Record extracts section start

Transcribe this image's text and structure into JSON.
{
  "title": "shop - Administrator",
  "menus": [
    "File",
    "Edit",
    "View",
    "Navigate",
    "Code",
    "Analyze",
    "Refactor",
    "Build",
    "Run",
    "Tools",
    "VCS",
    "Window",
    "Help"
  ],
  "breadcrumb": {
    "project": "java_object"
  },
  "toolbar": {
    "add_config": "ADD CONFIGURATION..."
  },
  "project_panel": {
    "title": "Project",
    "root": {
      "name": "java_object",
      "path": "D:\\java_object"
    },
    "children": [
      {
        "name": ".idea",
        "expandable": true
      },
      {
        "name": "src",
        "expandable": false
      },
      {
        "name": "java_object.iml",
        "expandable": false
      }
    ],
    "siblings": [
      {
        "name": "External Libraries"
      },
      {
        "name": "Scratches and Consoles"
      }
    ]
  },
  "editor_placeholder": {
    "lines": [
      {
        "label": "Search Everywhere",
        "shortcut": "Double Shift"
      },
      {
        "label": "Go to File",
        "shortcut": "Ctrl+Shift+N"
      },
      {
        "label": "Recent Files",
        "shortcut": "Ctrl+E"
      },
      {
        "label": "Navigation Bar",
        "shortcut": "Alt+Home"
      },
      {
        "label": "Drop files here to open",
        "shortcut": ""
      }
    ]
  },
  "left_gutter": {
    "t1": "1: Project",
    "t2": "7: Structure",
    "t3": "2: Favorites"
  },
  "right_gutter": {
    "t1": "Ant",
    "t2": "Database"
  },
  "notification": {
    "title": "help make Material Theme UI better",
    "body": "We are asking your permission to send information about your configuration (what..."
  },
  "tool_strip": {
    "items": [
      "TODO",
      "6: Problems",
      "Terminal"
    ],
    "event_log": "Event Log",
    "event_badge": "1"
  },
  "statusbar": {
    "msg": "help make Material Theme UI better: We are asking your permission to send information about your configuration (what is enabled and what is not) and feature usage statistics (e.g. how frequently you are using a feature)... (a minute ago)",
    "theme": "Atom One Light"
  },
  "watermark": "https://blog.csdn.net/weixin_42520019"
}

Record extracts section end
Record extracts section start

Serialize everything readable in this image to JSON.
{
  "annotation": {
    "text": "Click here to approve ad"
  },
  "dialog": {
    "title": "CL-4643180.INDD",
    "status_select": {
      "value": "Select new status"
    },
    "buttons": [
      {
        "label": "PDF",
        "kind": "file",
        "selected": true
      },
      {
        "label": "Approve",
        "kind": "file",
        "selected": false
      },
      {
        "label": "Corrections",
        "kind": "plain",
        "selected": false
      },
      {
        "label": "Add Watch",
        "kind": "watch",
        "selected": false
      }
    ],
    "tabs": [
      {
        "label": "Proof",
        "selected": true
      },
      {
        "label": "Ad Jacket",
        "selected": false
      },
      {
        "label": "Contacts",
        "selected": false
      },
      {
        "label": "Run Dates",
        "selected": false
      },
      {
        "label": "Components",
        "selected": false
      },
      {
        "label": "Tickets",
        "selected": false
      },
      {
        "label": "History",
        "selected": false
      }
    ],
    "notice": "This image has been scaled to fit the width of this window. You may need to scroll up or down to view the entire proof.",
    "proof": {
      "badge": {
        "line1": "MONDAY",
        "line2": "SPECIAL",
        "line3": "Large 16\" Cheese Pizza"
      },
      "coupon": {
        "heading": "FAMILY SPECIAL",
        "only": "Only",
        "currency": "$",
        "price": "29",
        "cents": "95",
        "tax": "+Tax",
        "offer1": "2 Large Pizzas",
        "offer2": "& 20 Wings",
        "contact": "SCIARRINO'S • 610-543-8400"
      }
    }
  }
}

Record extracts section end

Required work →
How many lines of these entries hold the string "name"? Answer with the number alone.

Task result →
6